## ACTIVITY:
Examine the entries below, count the lines holding the string "color", and respond with the number only.

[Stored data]
◇ ◇ ◇
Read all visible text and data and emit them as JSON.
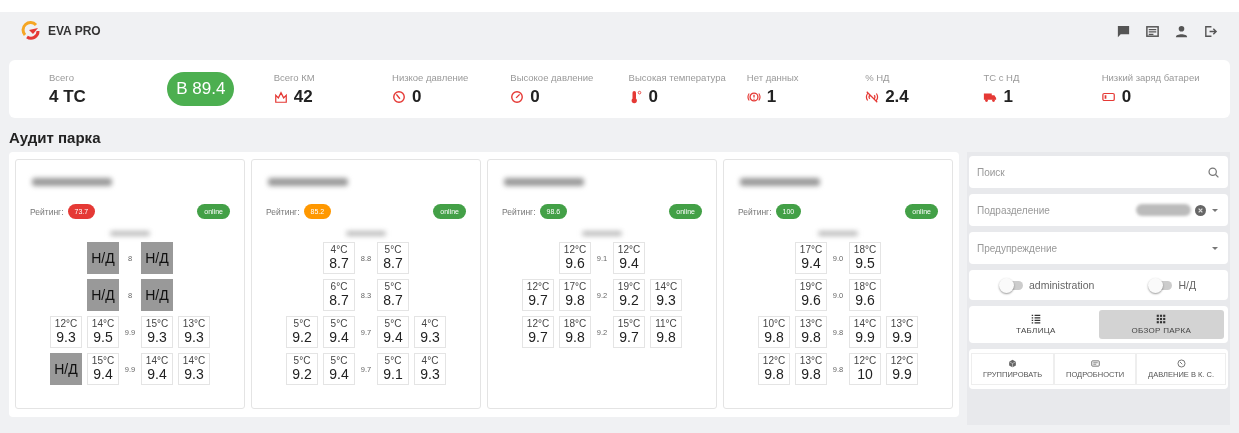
{
  "app": {
    "name": "EVA PRO"
  },
  "stats": [
    {
      "kind": "total",
      "label": "Всего",
      "value": "4 ТС"
    },
    {
      "kind": "rating",
      "value": "B 89.4"
    },
    {
      "kind": "distance",
      "label": "Всего КМ",
      "value": "42"
    },
    {
      "kind": "low_pressure",
      "label": "Низкое давление",
      "value": "0"
    },
    {
      "kind": "high_pressure",
      "label": "Высокое давление",
      "value": "0"
    },
    {
      "kind": "temperature",
      "label": "Высокая температура",
      "value": "0"
    },
    {
      "kind": "no_data",
      "label": "Нет данных",
      "value": "1"
    },
    {
      "kind": "no_signal",
      "label": "% НД",
      "value": "2.4"
    },
    {
      "kind": "vehicles_no_data",
      "label": "ТС с НД",
      "value": "1"
    },
    {
      "kind": "battery",
      "label": "Низкий заряд батареи",
      "value": "0"
    }
  ],
  "page_title": "Аудит парка",
  "vehicles": [
    {
      "rating_label": "Рейтинг:",
      "rating": "73.7",
      "color": "#e53935",
      "status": "online",
      "axles": [
        {
          "left": [
            {
              "kind": "nodata",
              "label": "Н/Д"
            }
          ],
          "center": "8",
          "right": [
            {
              "kind": "nodata",
              "label": "Н/Д"
            }
          ]
        },
        {
          "left": [
            {
              "kind": "nodata",
              "label": "Н/Д"
            }
          ],
          "center": "8",
          "right": [
            {
              "kind": "nodata",
              "label": "Н/Д"
            }
          ]
        },
        {
          "left": [
            {
              "kind": "reading",
              "temp": "12°C",
              "pressure": "9.3"
            },
            {
              "kind": "reading",
              "temp": "14°C",
              "pressure": "9.5"
            }
          ],
          "center": "9.9",
          "right": [
            {
              "kind": "reading",
              "temp": "15°C",
              "pressure": "9.3"
            },
            {
              "kind": "reading",
              "temp": "13°C",
              "pressure": "9.3"
            }
          ]
        },
        {
          "left": [
            {
              "kind": "nodata",
              "label": "Н/Д"
            },
            {
              "kind": "reading",
              "temp": "15°C",
              "pressure": "9.4"
            }
          ],
          "center": "9.9",
          "right": [
            {
              "kind": "reading",
              "temp": "14°C",
              "pressure": "9.4"
            },
            {
              "kind": "reading",
              "temp": "14°C",
              "pressure": "9.3"
            }
          ]
        }
      ]
    },
    {
      "rating_label": "Рейтинг:",
      "rating": "85.2",
      "color": "#ff9800",
      "status": "online",
      "axles": [
        {
          "left": [
            {
              "kind": "reading",
              "temp": "4°C",
              "pressure": "8.7"
            }
          ],
          "center": "8.8",
          "right": [
            {
              "kind": "reading",
              "temp": "5°C",
              "pressure": "8.7"
            }
          ]
        },
        {
          "left": [
            {
              "kind": "reading",
              "temp": "6°C",
              "pressure": "8.7"
            }
          ],
          "center": "8.3",
          "right": [
            {
              "kind": "reading",
              "temp": "5°C",
              "pressure": "8.7"
            }
          ]
        },
        {
          "left": [
            {
              "kind": "reading",
              "temp": "5°C",
              "pressure": "9.2"
            },
            {
              "kind": "reading",
              "temp": "5°C",
              "pressure": "9.4"
            }
          ],
          "center": "9.7",
          "right": [
            {
              "kind": "reading",
              "temp": "5°C",
              "pressure": "9.4"
            },
            {
              "kind": "reading",
              "temp": "4°C",
              "pressure": "9.3"
            }
          ]
        },
        {
          "left": [
            {
              "kind": "reading",
              "temp": "5°C",
              "pressure": "9.2"
            },
            {
              "kind": "reading",
              "temp": "5°C",
              "pressure": "9.4"
            }
          ],
          "center": "9.7",
          "right": [
            {
              "kind": "reading",
              "temp": "5°C",
              "pressure": "9.1"
            },
            {
              "kind": "reading",
              "temp": "4°C",
              "pressure": "9.3"
            }
          ]
        }
      ]
    },
    {
      "rating_label": "Рейтинг:",
      "rating": "98.6",
      "color": "#43a047",
      "status": "online",
      "axles": [
        {
          "left": [
            {
              "kind": "reading",
              "temp": "12°C",
              "pressure": "9.6"
            }
          ],
          "center": "9.1",
          "right": [
            {
              "kind": "reading",
              "temp": "12°C",
              "pressure": "9.4"
            }
          ]
        },
        {
          "left": [
            {
              "kind": "reading",
              "temp": "12°C",
              "pressure": "9.7"
            },
            {
              "kind": "reading",
              "temp": "17°C",
              "pressure": "9.8"
            }
          ],
          "center": "9.2",
          "right": [
            {
              "kind": "reading",
              "temp": "19°C",
              "pressure": "9.2"
            },
            {
              "kind": "reading",
              "temp": "14°C",
              "pressure": "9.3"
            }
          ]
        },
        {
          "left": [
            {
              "kind": "reading",
              "temp": "12°C",
              "pressure": "9.7"
            },
            {
              "kind": "reading",
              "temp": "18°C",
              "pressure": "9.8"
            }
          ],
          "center": "9.2",
          "right": [
            {
              "kind": "reading",
              "temp": "15°C",
              "pressure": "9.7"
            },
            {
              "kind": "reading",
              "temp": "11°C",
              "pressure": "9.8"
            }
          ]
        }
      ]
    },
    {
      "rating_label": "Рейтинг:",
      "rating": "100",
      "color": "#43a047",
      "status": "online",
      "axles": [
        {
          "left": [
            {
              "kind": "reading",
              "temp": "17°C",
              "pressure": "9.4"
            }
          ],
          "center": "9.0",
          "right": [
            {
              "kind": "reading",
              "temp": "18°C",
              "pressure": "9.5"
            }
          ]
        },
        {
          "left": [
            {
              "kind": "reading",
              "temp": "19°C",
              "pressure": "9.6"
            }
          ],
          "center": "9.0",
          "right": [
            {
              "kind": "reading",
              "temp": "18°C",
              "pressure": "9.6"
            }
          ]
        },
        {
          "left": [
            {
              "kind": "reading",
              "temp": "10°C",
              "pressure": "9.8"
            },
            {
              "kind": "reading",
              "temp": "13°C",
              "pressure": "9.8"
            }
          ],
          "center": "9.8",
          "right": [
            {
              "kind": "reading",
              "temp": "14°C",
              "pressure": "9.9"
            },
            {
              "kind": "reading",
              "temp": "13°C",
              "pressure": "9.9"
            }
          ]
        },
        {
          "left": [
            {
              "kind": "reading",
              "temp": "12°C",
              "pressure": "9.8"
            },
            {
              "kind": "reading",
              "temp": "13°C",
              "pressure": "9.8"
            }
          ],
          "center": "9.8",
          "right": [
            {
              "kind": "reading",
              "temp": "12°C",
              "pressure": "10"
            },
            {
              "kind": "reading",
              "temp": "12°C",
              "pressure": "9.9"
            }
          ]
        }
      ]
    }
  ],
  "sidebar": {
    "search": {
      "placeholder": "Поиск"
    },
    "subdivision": {
      "placeholder": "Подразделение"
    },
    "warning": {
      "placeholder": "Предупреждение"
    },
    "toggles": [
      {
        "label": "administration",
        "on": false
      },
      {
        "label": "Н/Д",
        "on": false
      }
    ],
    "views": [
      {
        "kind": "table",
        "label": "ТАБЛИЦА",
        "selected": false
      },
      {
        "kind": "overview",
        "label": "ОБЗОР ПАРКА",
        "selected": true
      }
    ],
    "actions": [
      {
        "kind": "group",
        "label": "ГРУППИРОВАТЬ"
      },
      {
        "kind": "details",
        "label": "ПОДРОБНОСТИ"
      },
      {
        "kind": "pressure",
        "label": "ДАВЛЕНИЕ В К. С."
      }
    ]
  }
}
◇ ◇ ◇
## FINAL ANSWER:
4